He says the app works like any other dating app, only the visual experience looks more like Instagram. “Some of the questions we ask you are your favorite time of day to work out and your average frequency of workouts per week, and behind the scenes we use those calculations to make some guesses about your overall lifestyle and offer good quality options.”
Obviously attraction and compatability don’t work like an equation, so people who work out four times a week shouldn’t match with others solely based on the fact they also work out four times a week. You’ll also display your favorite type of workout (running, CrossFit, yoga, etc.) as an indicator of your interests, too.

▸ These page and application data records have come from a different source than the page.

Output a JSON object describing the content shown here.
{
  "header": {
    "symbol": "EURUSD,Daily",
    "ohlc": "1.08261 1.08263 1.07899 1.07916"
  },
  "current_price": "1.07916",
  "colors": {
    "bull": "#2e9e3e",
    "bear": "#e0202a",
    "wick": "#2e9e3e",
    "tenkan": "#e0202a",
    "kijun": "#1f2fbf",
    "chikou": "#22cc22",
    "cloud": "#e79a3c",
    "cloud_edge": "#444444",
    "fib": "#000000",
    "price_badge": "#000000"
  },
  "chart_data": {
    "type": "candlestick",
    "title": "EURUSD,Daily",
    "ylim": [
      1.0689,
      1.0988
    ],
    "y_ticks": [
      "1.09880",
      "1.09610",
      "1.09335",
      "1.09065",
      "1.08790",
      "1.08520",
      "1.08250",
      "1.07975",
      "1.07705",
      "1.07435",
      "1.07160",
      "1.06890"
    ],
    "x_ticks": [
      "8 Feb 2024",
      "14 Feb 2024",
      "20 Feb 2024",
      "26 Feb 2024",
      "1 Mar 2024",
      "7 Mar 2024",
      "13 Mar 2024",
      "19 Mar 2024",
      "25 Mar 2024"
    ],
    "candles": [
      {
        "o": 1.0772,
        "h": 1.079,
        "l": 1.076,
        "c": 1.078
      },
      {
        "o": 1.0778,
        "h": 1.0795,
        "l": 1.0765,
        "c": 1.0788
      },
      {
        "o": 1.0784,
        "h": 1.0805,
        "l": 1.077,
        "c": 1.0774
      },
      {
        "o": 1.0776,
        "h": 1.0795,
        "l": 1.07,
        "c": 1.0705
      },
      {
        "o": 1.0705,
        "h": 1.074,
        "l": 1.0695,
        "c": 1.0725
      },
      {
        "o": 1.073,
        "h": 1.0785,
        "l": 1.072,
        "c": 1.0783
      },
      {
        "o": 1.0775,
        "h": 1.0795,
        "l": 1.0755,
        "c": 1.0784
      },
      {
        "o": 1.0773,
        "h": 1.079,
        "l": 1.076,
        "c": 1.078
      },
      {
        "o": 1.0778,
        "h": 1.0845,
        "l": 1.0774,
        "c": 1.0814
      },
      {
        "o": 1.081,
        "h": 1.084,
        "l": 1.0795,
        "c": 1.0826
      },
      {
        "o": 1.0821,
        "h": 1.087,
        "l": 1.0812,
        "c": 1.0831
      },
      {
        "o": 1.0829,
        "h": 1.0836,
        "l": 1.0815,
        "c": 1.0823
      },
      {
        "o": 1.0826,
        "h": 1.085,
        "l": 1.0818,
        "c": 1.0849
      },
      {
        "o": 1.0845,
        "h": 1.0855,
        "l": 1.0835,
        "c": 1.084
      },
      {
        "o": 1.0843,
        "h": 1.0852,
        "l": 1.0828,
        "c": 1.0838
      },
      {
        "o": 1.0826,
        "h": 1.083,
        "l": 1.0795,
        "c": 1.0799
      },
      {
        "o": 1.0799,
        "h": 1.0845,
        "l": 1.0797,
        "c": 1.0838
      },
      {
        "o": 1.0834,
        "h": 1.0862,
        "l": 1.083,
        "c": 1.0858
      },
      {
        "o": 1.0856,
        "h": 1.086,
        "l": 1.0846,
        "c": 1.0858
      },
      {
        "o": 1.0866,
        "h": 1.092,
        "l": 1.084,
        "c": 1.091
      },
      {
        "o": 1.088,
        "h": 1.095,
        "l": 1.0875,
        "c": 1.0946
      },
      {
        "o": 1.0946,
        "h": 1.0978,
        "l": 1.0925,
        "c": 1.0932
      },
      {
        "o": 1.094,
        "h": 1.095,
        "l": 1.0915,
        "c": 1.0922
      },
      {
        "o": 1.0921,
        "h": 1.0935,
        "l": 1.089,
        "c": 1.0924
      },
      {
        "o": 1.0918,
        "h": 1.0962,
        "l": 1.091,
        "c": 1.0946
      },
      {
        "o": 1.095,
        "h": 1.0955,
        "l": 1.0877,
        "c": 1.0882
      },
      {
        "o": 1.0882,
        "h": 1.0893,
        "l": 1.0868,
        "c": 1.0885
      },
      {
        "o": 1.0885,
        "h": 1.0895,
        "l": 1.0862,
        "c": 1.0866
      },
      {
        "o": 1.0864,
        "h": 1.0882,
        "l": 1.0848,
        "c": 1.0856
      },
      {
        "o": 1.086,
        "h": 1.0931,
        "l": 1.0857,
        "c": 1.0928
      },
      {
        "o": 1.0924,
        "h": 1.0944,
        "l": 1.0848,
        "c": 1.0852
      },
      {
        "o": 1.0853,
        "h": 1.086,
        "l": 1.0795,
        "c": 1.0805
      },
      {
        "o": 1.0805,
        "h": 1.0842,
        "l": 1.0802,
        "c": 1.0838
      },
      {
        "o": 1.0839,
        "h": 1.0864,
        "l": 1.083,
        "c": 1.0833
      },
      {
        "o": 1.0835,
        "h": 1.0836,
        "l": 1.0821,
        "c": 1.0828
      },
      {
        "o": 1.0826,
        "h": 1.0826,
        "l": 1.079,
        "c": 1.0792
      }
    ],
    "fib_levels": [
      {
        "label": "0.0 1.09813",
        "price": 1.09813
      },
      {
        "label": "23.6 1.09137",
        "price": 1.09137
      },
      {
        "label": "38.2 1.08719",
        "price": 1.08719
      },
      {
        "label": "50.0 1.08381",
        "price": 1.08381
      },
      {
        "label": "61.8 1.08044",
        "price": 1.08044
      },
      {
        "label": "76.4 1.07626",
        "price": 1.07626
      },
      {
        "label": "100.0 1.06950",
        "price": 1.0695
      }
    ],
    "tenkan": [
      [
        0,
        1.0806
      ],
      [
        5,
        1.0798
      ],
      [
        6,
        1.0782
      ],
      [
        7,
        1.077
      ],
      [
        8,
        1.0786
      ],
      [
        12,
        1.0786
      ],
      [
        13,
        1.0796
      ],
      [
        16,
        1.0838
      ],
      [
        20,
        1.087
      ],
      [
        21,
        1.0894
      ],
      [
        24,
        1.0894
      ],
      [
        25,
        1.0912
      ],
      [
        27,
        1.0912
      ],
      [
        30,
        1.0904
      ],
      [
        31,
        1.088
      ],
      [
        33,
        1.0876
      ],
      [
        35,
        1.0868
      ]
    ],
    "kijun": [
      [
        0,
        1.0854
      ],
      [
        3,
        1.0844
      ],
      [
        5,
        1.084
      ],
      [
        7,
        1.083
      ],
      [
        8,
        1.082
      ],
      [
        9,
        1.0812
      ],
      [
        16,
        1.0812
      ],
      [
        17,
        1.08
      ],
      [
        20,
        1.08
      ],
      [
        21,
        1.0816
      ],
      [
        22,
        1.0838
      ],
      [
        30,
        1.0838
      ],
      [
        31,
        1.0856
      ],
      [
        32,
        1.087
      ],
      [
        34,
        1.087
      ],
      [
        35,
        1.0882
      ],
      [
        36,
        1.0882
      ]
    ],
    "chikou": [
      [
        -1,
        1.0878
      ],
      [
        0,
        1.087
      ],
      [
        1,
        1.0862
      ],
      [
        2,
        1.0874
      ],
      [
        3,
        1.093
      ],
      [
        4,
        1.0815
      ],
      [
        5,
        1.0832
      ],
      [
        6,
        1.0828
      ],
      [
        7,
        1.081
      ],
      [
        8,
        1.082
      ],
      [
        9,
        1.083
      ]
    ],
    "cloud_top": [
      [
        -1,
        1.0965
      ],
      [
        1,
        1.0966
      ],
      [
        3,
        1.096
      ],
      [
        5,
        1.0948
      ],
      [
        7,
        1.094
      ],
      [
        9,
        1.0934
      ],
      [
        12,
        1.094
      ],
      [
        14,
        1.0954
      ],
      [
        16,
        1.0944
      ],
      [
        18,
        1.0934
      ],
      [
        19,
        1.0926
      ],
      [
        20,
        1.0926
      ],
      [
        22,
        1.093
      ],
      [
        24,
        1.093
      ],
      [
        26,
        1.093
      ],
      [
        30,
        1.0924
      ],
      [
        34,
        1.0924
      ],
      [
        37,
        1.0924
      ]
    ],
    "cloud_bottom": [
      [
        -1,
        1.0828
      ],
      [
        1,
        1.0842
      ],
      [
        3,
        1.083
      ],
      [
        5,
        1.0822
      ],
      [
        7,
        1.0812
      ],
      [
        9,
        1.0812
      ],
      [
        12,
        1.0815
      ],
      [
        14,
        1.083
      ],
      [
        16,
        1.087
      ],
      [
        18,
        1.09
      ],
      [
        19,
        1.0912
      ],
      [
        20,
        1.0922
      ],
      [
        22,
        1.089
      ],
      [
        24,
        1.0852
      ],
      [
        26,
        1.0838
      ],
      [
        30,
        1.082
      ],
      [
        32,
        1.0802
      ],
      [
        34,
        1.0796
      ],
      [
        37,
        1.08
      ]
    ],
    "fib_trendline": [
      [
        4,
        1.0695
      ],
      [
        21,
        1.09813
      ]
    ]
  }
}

One of the biggest complaints about dating apps is women don’t always respond to men. The Grade is the free, “female-friendly” response to this problem.
This app was designed “for the most desirable singles and aims to create a community of desirable, responsive, and articulate singles by expelling ‘failing’ users.”

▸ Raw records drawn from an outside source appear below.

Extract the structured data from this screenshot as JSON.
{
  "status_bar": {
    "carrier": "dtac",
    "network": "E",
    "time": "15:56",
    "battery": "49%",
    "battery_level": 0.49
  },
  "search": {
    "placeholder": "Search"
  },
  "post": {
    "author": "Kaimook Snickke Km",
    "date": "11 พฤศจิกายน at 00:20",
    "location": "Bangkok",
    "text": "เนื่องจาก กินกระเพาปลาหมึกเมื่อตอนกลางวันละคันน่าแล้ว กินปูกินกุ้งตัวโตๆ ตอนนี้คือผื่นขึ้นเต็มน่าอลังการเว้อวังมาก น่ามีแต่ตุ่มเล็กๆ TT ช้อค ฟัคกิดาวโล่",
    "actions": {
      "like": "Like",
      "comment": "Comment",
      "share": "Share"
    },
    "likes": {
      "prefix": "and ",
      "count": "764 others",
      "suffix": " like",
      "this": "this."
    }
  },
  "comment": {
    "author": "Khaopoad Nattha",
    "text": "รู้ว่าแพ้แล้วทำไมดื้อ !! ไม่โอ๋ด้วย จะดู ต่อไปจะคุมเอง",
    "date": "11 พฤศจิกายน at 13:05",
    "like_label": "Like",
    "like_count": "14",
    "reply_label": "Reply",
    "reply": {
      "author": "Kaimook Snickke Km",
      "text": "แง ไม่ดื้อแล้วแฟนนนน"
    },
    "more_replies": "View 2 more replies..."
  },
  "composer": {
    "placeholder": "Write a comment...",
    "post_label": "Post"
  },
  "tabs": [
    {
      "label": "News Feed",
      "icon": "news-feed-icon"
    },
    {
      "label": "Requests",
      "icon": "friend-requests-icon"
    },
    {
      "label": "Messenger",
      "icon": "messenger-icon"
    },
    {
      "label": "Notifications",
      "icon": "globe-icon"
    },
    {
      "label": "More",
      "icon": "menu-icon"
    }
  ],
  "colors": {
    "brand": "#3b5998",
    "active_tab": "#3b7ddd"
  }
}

The Grade uses an “objective” algorithm to expel low-quality members they deem hostile, offensive, and undesirable. Your behavior is graded on profile popularity (based on if you have compelling content, interesting photos, and how often your profile is “liked”), responsiveness (how often you respond and get a response back), and message quality (spelling mistakes, use of slang, inappropriate words); together these cumulative assigned letter grades are slapped on your profile, so women can see if you’re an A+ or less than. Don’t worry, just like college, you can do extra credit to improve your grades, and you’ll even get a warning if you start to slip below a C. This may seem a bit demoralizing for you, but if you’re really looking to use an app to meet a potential partner, The Grade is worth a shot.
Bumble is like Tinder—only it’s designed to navigate around the common harassment-like annoyances and silences that plague popular dating app. The whole point is to make connections and meet new people, after all. So, once two people swipe right, and mutually opt to initiate a connection, they’re added to each other’s “hive” of connections.

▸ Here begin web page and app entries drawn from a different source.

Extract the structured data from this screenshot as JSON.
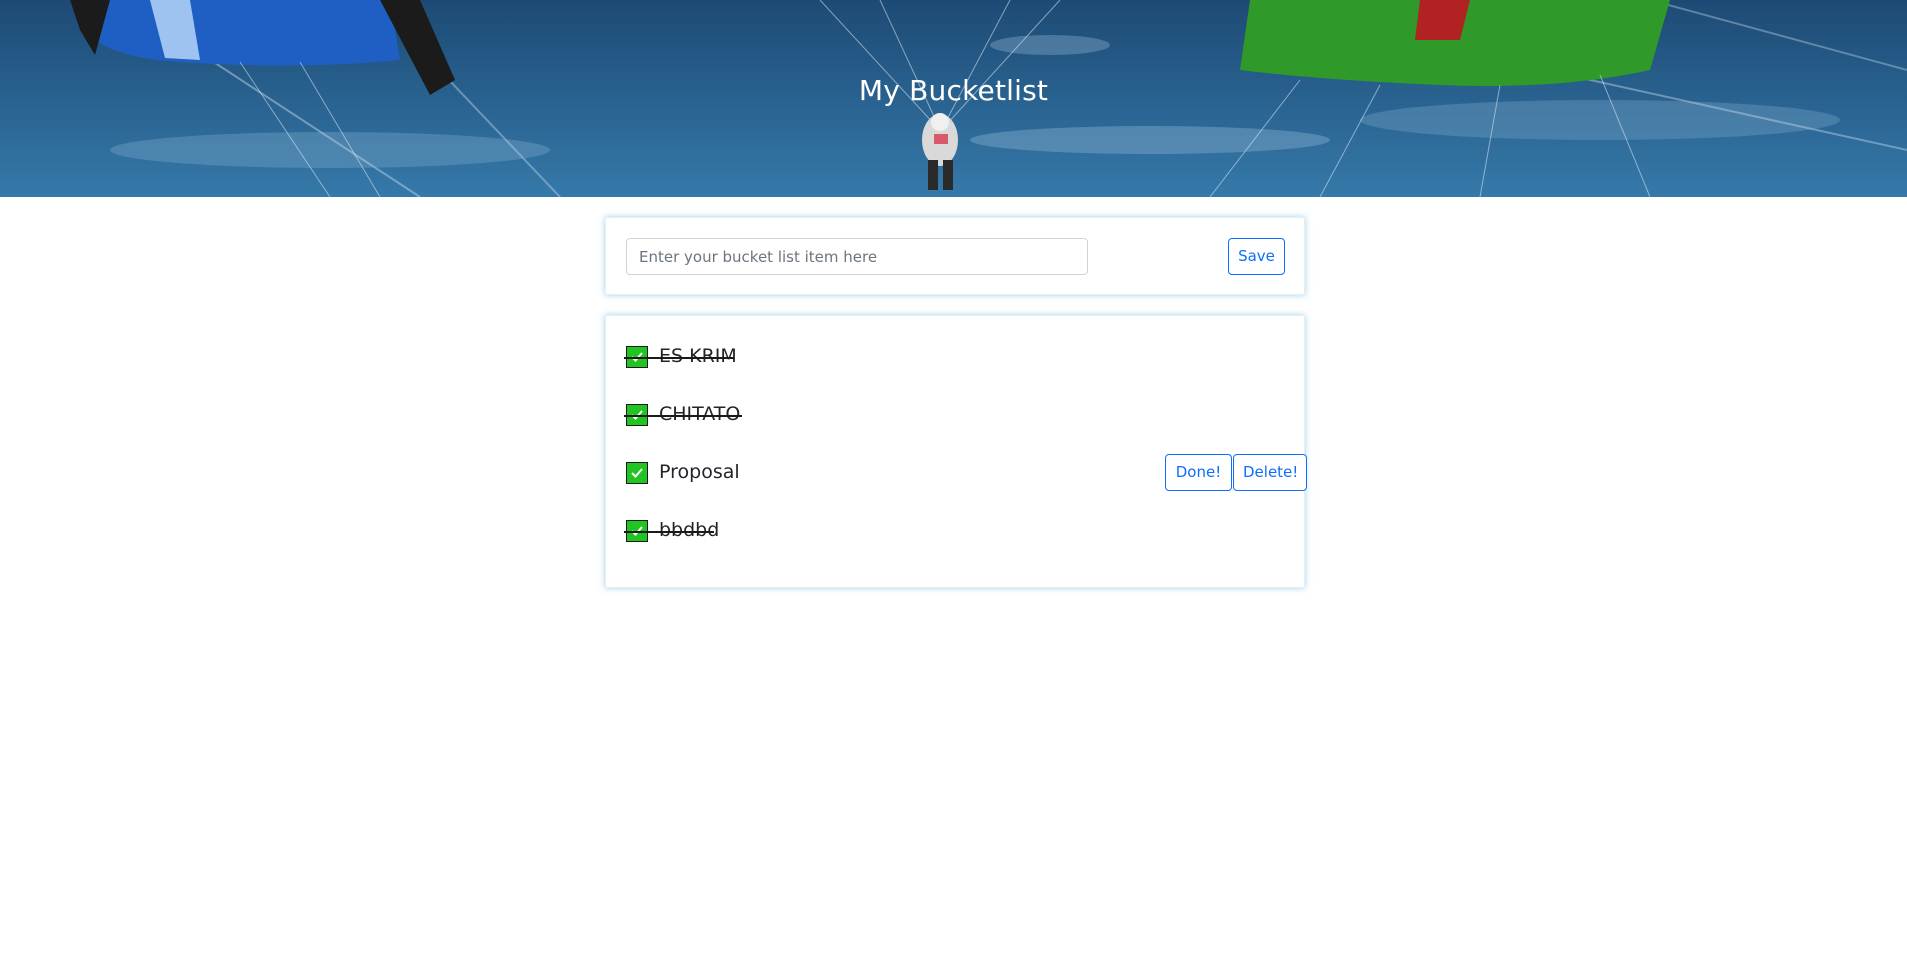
{
  "header": {
    "title": "My Bucketlist"
  },
  "form": {
    "placeholder": "Enter your bucket list item here",
    "value": "",
    "save_label": "Save"
  },
  "items": [
    {
      "label": "ES KRIM",
      "done": true
    },
    {
      "label": "CHITATO",
      "done": true
    },
    {
      "label": "Proposal",
      "done": false,
      "done_label": "Done!",
      "delete_label": "Delete!"
    },
    {
      "label": "bbdbd",
      "done": true
    }
  ],
  "colors": {
    "accent": "#0d6efd",
    "check": "#21c521"
  }
}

But—here’s the catch—the woman has to say something within the first 24 hours or the connection disappears. All the power is in her hands. There are some loop holes, though. You can extend the connection for an additional 24 hours.
Score goes beyond the shallowness of photos and half-assed bios. On this dating app, you create a unique personality-based profile, including a screen name, and a few quirky or important things about yourself using your Facebook.
Score automatically pulls your Facebook profile picture from your page, which you can keep or swap for another, and prompts you to select three more—all of which are kept blurred, or hidden. Once you “Score” with someone, your profile picture will be unlocked; the more you score, the more your profile will open up to your pursuer. But let’s backtrack: To score, you can choose a specific category and start answering questions with someone whose profile you scrolled through.
Score will show you how you scored with one another, which clues you in on whether you’re compatible. The more you score with someone, the more “score history” you build, which you can then use to break the ice and use as conversation topics.
Happn takes a different route than the usual dating app (literally and figuratively) by helping you connect with women you’ve crossed paths with before. They do this by keeping track of where you are (in real time). When another user passes a spot you’ve been to before, their profile will pop up on your feed.
Like Tinder, you can only talk to each other if you’ve mutually “liked” each other’s profiles. And if you’re connected, and you’re really trying to get noticed, you can send a “charm” to her inbox, which lets her know you’re interested. You don’t have to answer any questions, or connect with someone who lives across the country; you’re matched with women who mostly work or live near you and frequent a lot of the same restaurants, bars, gym, etc. which is a huge plus.
Don’t be that creepy guy lurking on street corners, though. Be that guy who missed his initial chance to chat up a girl at a coffee shop, but didn’t miss his second.